Reporter’s notebook

Photo: Matthew Dembicki
  • Minnesota expands workforce grants
  • Credit to encourage students to take classes online
  • ED OKs 6 more state Perkins plans

Minnesota expands workforce grants

The Minnesota State Colleges and Universities system this fall is expanding a scholarship program for qualifying students enrolling in programs that lead to jobs in industries in need of employees, such as healthcare, advanced manufacturing, information technology and more.

Enrollment in the state’s 30 colleges and seven universities for the summer session has been steady, but the system is bracing for a potentially significant hit on enrollment for the fall semester. One way it hopes to drive enrollment is to expand its workforce development scholarship program that is making nearly 2,200 scholarships of $2,500 each available to students who enroll in programs leading to high-demand occupations in certain in-demand industries.

Credit to encourage students to take classes online

Missouri’s Ozarks Technical Community College (OTC) this fall will cover tuition and fees for one online class in order to encourage students to enroll in classes that can be completed remotely.

The credit covers the tuition and common fees for one three-credit-hour online class beyond a student’s initial 12 hours. College officials also hope the credit will encourage students to remain in college and to take classes full-time.

“Students who take a full course load graduate at a higher rate and sooner than students who attend part-time,” OTC Provost Tracy McGrady said in press release. “This scholarship will keep our students moving toward success.”

The credit will be applied when students register for more than 12 online credit hours this fall.

OTC is also offering a $500 grant for education-related technology needs. Students enrolled in at least 12 credit hours (either in-person or online) for the fall semester can apply for the technology grant, which can be used for an array of purposes, including: computers or tablets; hardware, such as hard drives, monitors or keyboards; software or software upgrades; electronic textbooks or course materials; high-speed Internet or wifi; and more.

ED OKs 6 more state Perkins plans

Colorado, Florida, Kentucky, New York, South Carolina and Utah are the latest states to have their career and technical education (CTE) plans approved by the U.S. Education Department (ED).

To date, ED has green-lighted 31 Perkins state plans over the past month under the Strengthening Career and Technical Education for the 21st Century Act (Perkins V).

  • Colorado plans to leverage economic development regions to engage secondary-postsecondary partnerships in CTE program development.
  • Florida will expand apprenticeships and promote career readiness and workforce opportunities for students and working adults.
  • Kentucky aims to offer an associate degree and/or certificate for adult learners through its Work Ready Kentucky Scholarship program in in-demand career fields.
  • South Carolina will implement its Technical Scholars Program in several colleges that align with local labor market demands.
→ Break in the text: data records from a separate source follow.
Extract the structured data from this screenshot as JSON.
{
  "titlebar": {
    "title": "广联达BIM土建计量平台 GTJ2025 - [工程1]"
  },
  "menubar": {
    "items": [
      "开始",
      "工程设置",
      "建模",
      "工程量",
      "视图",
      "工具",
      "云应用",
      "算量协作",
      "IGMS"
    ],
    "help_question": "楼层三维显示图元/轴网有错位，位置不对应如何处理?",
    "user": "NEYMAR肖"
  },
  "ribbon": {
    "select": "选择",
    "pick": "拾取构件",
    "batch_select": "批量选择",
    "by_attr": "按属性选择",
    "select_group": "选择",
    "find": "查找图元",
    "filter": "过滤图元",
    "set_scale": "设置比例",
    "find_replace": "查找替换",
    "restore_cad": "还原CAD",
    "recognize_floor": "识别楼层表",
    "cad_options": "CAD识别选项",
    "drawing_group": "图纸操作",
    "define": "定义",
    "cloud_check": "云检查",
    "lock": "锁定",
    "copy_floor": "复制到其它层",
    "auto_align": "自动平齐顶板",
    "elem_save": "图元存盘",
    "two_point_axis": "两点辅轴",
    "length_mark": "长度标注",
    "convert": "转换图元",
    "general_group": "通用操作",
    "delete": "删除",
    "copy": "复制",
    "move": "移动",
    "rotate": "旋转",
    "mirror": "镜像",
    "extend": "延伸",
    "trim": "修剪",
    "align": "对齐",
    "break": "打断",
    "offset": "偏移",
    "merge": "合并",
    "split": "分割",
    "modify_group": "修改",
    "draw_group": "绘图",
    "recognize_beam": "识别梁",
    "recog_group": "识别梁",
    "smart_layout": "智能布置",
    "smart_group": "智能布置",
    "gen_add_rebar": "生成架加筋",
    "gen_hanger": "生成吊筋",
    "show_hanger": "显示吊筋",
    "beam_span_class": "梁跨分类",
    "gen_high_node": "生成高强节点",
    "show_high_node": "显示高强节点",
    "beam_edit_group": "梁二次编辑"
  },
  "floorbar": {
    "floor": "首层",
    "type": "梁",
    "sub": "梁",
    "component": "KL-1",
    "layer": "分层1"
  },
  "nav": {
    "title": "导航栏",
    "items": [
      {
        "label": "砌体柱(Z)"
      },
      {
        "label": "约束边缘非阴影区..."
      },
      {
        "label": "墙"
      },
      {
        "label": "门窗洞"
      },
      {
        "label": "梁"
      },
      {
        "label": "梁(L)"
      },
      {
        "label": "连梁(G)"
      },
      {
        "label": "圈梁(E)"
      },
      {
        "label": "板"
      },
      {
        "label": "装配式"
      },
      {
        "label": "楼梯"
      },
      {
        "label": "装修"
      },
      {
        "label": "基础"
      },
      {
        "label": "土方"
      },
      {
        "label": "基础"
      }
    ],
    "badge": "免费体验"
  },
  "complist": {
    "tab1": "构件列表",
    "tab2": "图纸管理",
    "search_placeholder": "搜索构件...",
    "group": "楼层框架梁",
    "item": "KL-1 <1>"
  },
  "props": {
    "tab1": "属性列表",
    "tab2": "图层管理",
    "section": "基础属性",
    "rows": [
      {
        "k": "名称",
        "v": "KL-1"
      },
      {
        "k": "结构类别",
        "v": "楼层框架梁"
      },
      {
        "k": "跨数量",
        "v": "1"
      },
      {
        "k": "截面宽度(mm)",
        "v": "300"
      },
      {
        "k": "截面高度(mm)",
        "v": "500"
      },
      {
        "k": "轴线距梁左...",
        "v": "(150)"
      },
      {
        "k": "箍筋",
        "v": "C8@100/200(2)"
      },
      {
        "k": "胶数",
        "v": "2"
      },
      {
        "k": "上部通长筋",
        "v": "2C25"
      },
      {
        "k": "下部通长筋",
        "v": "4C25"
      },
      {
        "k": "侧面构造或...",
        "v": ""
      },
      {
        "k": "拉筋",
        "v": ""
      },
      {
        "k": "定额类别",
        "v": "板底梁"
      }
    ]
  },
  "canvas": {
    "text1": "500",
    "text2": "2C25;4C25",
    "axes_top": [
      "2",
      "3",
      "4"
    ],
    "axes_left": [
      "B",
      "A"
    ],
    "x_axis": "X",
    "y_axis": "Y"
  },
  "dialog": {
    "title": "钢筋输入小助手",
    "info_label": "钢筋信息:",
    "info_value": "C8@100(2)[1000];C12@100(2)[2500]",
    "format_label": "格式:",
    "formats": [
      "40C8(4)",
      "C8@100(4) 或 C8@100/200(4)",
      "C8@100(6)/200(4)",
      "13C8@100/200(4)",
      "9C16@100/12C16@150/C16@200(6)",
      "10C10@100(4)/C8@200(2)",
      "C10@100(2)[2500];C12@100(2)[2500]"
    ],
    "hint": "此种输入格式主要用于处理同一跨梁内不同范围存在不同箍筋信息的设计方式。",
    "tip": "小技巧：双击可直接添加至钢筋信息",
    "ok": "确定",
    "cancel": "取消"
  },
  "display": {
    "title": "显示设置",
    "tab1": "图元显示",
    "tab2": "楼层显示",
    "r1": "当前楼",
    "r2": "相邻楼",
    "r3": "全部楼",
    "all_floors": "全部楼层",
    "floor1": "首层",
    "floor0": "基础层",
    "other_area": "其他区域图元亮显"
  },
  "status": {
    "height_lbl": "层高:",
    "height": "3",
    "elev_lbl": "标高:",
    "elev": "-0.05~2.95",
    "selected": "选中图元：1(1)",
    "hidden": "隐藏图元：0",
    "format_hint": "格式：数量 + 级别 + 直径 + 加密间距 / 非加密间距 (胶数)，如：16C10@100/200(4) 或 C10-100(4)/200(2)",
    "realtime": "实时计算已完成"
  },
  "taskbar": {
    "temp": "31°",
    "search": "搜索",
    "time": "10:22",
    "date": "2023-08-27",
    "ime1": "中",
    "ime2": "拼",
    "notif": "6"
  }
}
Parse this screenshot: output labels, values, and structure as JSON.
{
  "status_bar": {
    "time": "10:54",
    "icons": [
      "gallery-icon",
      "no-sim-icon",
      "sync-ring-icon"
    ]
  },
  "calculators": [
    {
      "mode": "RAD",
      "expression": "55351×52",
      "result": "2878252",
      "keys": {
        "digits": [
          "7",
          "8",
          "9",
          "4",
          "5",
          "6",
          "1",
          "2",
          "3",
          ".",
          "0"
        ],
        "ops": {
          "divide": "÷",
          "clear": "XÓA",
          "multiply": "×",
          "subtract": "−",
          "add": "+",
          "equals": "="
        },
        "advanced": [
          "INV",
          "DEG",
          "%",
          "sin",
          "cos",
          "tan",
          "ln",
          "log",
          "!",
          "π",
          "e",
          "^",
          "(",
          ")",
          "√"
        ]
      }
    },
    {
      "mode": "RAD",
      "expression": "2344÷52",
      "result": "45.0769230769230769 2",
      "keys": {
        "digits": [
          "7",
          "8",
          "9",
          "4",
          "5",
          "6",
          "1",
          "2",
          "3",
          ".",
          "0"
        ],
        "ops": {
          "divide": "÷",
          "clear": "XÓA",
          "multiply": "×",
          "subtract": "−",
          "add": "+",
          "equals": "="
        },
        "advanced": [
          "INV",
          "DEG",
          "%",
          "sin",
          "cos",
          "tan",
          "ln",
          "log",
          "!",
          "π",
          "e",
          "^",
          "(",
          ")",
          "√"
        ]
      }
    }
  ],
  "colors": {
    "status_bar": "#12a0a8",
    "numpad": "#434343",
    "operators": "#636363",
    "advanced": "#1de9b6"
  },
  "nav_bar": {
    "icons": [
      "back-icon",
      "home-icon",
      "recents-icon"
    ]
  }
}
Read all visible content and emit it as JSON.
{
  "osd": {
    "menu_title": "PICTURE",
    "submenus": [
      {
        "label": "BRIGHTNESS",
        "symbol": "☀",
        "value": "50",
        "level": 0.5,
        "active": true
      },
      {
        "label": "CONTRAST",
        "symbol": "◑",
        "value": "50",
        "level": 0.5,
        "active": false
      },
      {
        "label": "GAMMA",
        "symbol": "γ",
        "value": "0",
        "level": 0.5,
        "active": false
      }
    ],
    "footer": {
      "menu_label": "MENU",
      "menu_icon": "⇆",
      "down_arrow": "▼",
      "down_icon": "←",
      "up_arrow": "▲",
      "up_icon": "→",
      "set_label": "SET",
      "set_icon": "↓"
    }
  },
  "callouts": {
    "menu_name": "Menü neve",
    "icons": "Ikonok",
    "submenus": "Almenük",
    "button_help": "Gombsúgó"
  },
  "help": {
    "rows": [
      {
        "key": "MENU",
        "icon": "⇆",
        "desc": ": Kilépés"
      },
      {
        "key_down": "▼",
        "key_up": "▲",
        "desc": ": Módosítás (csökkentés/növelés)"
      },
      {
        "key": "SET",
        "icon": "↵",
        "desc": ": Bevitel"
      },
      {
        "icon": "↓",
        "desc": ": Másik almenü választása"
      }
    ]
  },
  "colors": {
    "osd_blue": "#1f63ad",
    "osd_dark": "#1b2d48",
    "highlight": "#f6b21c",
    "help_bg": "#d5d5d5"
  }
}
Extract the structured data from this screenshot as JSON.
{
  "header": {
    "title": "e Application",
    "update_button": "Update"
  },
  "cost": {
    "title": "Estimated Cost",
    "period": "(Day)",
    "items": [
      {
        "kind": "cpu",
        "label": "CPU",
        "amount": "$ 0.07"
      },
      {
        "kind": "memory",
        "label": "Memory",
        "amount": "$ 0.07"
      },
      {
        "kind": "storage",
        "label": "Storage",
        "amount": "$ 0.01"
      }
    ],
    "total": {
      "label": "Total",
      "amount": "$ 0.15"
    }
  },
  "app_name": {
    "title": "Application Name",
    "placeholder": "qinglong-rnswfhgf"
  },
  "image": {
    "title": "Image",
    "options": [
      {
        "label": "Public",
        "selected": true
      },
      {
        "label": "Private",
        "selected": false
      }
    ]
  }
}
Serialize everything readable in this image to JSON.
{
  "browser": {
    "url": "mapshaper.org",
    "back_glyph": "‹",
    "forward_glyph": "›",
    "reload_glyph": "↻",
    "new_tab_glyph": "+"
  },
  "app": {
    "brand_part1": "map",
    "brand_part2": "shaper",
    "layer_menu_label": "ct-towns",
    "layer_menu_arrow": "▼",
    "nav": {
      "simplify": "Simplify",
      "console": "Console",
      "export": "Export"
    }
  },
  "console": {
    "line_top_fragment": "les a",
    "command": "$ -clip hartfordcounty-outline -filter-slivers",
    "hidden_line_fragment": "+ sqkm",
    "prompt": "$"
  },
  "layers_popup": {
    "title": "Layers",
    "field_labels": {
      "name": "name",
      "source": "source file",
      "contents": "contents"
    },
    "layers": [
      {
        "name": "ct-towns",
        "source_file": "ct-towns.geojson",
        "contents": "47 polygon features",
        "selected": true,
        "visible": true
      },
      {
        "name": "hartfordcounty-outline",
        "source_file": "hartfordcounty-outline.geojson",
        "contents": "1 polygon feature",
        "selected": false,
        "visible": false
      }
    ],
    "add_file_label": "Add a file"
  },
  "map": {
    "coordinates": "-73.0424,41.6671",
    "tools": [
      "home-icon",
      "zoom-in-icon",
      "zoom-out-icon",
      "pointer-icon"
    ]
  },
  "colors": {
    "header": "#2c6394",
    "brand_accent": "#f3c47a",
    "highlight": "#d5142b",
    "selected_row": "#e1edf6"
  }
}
About the Author

Matthew Dembicki
Matthew Dembicki edits Community College Daily and serves as associate vice president of communications for the American Association of Community Colleges.